Originally published by CompetencyWorks, August 28, 2013.
What educator hasn’t wished they could get inside a student’s head—if even just for a moment—to really understand how she thinks, learns, and what she still needs to do to grasp a concept or lesson? Process portfolios (also known as “process-folios”) provide an opportunity to not only peek inside a student’s progression toward mastery, but also to get the student more actively engaged in understanding his own learning process.
You may think to yourself: Oh sure, I know all about portfolio assessment—that’s when students present a big senior project before a panel of community members. Great stuff. Or, maybe the name reminds you of the promising, but ultimately failed (derailed, some may say, by the standards movement) experiment with statewide portfolios in Vermont.
Wrong. Those are summative assessments. Although Steven Seidel won’t swear by the “birth story,” the idea for process portfolios likely emerged out of the arts-oriented work he, Howard Gardner, and the team at Project Zero were doing via Arts Propel in the late 1980s with the Pittsburgh Public Schools and Education Testing Services. The impetus for creating process-folios focused on the notable role reflection could play in learning, particularly learning in the arts. Seidel recalls the team’s concern at the time that “using the term portfolios would only mean collections of one’s best work”—the common understanding when educators talk about portfolios. However, Seidel explains that “the kinds of portfolios for learning that we were developing were designed to include lots of one’s work—what the student thought was his or her best work, but also selections of work in process so you could see the process of learning happening through the collection of selected pieces.”
The impact of process portfolios comes from not waiting until the end of a learning objective, but rather from engaging the educator and student at pivotal milestones along the way for self-reflection. Making Assessment Student-Centered (Anytime, Anywhere 2013) authors Heidi Andrade, Kristen Huff, and Georgia Brooke outline similar features: “Successful process portfolios actively engage students in their creation, especially in determining their goals, selecting work to be included, and reflecting on how each piece demonstrates progress toward their goals.” Process folios can be coupled with other types of self-assessment, a learning/assessment approach positively correlated with academic improvement.
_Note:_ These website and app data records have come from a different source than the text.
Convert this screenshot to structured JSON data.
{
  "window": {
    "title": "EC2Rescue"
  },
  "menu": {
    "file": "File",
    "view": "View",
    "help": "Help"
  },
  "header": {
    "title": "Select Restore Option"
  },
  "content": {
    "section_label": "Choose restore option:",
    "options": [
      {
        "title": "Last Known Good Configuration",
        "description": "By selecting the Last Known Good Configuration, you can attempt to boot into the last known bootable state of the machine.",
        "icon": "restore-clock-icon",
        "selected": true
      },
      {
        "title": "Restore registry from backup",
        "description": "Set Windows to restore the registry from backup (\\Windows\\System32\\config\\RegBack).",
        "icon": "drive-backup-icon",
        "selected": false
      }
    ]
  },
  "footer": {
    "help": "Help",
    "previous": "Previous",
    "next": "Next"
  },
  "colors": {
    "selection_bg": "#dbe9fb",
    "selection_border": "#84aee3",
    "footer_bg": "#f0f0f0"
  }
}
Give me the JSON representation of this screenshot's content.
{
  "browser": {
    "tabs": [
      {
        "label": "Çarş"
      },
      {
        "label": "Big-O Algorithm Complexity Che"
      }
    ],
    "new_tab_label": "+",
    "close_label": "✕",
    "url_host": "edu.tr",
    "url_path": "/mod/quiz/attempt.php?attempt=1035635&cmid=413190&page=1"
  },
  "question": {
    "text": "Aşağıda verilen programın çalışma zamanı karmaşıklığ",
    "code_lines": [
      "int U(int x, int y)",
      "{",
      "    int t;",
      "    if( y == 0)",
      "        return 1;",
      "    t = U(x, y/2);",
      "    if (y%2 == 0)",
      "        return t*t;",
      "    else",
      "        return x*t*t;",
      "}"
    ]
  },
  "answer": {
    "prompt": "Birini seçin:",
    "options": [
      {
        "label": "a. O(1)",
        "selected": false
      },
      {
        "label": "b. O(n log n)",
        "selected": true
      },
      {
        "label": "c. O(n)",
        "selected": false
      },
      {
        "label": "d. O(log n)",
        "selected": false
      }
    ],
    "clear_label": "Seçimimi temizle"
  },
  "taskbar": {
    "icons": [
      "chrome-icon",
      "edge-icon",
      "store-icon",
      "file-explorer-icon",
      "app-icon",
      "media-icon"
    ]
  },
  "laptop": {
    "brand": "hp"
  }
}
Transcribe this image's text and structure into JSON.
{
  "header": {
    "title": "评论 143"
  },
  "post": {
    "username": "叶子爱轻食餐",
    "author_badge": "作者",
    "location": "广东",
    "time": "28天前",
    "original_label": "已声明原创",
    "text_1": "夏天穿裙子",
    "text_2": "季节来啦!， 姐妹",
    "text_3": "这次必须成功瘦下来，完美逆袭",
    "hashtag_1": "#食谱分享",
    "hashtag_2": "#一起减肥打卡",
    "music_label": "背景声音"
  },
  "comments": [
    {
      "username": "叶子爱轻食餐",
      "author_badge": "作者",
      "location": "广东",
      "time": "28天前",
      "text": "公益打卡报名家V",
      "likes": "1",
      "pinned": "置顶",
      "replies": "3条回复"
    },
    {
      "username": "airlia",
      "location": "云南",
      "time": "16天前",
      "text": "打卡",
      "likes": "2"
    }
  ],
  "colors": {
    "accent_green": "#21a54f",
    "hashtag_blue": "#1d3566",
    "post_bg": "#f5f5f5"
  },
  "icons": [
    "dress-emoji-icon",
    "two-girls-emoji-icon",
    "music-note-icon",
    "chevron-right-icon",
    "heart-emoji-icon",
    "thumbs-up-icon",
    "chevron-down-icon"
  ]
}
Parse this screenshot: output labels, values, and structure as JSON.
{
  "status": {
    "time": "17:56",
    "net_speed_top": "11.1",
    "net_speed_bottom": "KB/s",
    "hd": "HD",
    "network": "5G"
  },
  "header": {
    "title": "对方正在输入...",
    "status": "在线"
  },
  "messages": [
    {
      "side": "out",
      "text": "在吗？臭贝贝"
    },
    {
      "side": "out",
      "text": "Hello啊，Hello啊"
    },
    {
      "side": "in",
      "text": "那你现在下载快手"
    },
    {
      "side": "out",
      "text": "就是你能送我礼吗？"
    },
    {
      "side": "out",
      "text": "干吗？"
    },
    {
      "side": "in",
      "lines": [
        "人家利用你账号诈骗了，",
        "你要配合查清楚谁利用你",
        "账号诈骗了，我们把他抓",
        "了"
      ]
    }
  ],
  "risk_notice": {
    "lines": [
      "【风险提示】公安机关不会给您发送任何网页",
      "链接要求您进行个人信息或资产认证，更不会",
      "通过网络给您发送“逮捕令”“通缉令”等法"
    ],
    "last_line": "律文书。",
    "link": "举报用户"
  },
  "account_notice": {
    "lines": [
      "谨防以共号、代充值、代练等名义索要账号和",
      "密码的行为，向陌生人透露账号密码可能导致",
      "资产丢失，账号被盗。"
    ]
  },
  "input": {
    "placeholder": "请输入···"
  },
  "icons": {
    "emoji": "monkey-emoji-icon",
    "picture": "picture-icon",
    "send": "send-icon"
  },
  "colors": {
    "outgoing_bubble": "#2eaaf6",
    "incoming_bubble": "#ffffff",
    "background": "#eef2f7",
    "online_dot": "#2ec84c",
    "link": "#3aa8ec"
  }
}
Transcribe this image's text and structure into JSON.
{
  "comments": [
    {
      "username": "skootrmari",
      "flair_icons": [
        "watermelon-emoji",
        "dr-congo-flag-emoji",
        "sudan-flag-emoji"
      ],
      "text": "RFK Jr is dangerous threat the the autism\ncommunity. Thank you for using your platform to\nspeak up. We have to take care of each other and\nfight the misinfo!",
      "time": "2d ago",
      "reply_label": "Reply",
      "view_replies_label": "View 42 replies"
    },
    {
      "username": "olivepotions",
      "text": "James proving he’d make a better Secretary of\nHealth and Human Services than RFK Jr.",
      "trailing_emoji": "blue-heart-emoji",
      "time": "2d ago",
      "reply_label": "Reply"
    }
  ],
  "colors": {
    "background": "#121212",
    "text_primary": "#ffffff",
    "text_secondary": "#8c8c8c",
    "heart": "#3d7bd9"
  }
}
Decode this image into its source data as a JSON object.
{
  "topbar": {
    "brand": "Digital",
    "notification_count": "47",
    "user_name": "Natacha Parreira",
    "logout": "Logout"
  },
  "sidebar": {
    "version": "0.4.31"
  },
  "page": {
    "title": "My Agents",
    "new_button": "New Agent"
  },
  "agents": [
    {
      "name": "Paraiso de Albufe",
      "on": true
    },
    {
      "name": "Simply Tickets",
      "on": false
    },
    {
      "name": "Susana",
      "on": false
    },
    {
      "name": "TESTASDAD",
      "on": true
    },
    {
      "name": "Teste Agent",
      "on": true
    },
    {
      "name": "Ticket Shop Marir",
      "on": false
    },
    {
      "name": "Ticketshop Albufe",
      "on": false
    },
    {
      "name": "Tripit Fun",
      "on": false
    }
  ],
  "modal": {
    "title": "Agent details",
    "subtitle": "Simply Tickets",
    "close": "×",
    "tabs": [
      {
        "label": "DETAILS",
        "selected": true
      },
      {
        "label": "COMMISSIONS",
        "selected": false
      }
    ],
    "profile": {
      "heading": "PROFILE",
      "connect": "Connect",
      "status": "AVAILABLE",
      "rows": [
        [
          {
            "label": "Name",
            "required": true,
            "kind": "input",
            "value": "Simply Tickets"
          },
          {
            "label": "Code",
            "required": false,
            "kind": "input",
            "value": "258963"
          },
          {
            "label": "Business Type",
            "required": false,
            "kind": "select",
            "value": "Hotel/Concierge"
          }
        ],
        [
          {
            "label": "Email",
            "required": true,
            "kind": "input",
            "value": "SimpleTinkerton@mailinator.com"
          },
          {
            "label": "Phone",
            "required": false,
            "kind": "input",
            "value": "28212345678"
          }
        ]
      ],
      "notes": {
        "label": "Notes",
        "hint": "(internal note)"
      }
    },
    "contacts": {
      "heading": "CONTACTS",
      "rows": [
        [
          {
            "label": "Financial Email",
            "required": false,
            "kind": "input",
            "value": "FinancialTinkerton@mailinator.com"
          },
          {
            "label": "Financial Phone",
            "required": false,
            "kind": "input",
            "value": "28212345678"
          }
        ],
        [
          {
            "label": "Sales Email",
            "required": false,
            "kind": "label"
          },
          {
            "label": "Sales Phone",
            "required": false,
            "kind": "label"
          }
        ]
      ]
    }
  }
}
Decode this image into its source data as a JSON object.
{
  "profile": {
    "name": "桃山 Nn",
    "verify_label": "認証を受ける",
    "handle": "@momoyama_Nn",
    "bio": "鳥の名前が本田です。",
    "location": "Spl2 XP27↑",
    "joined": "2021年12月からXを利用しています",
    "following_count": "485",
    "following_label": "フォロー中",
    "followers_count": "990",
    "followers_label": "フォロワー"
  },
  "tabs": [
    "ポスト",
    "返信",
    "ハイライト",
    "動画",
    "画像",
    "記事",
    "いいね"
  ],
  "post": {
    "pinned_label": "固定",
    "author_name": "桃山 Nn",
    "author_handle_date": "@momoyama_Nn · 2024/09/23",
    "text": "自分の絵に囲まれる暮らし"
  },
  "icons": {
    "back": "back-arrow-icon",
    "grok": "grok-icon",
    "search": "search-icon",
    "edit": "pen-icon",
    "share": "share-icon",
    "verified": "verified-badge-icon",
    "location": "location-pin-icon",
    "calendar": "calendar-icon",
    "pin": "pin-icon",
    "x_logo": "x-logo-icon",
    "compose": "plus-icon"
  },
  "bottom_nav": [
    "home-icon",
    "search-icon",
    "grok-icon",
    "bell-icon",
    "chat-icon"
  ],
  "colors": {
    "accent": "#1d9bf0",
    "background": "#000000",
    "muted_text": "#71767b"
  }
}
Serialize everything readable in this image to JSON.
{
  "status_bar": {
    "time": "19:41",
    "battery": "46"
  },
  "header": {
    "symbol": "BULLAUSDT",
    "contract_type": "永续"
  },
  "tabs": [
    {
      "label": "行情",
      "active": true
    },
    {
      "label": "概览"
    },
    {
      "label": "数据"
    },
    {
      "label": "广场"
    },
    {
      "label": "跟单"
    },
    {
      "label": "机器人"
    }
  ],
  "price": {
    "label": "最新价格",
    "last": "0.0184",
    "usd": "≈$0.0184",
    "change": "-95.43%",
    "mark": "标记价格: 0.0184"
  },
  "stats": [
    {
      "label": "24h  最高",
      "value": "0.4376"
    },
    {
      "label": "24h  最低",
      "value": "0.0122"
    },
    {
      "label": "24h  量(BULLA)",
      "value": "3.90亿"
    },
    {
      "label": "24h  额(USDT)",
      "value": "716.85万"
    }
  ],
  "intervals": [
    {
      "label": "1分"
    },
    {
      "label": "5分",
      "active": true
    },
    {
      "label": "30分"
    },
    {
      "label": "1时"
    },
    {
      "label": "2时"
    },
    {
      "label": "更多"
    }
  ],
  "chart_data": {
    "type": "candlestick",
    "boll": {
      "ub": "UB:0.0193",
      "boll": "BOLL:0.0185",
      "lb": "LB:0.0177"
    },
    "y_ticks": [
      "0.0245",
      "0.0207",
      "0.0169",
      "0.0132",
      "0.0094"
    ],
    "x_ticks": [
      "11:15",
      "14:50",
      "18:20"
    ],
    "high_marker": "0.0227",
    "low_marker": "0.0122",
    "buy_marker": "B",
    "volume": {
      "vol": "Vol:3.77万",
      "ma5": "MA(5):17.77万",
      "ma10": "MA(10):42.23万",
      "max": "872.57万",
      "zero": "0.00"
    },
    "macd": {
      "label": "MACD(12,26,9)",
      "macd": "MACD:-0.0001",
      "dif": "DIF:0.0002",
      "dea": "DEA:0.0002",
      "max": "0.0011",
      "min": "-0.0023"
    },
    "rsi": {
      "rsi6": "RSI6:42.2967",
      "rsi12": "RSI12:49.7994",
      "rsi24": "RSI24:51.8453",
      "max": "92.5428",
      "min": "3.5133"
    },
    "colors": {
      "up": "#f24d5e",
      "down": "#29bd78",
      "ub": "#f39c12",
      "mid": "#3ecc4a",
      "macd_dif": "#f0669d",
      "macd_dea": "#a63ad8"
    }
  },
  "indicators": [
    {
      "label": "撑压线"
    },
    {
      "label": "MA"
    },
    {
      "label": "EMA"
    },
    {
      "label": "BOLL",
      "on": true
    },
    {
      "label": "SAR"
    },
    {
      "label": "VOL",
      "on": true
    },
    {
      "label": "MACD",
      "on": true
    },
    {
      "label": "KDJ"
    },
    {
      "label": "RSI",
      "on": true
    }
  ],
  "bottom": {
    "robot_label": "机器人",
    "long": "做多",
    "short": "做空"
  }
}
For educators striving to make learning more student-centered, two key concerns are: how to know their students are progressing and how to get students to take ownership over their own learning. Having assessment be part of the learning process, not just a grade at the end of a set moment in time is a critical element of student-centered education approaches. One powerful tool in the toolbox of student-centered assessment is the process portfolio. On the Students at the Center website, teachers can find a suite of tools and resources to help make student-centered assessment part of their classroom—including a how-to and examples of electronic tools to manage process portfolios, and a new series of engaging videos of peer and self-assessment in action.
Rebecca E. Wolfe, PhD, is an associate vice president at Jobs for the Future. She leads Students at the Center, a Jobs for the Future initiative that synthesizes and adapts for practice current research on key components of student-centered approaches to learning that lead to deeper learning outcomes.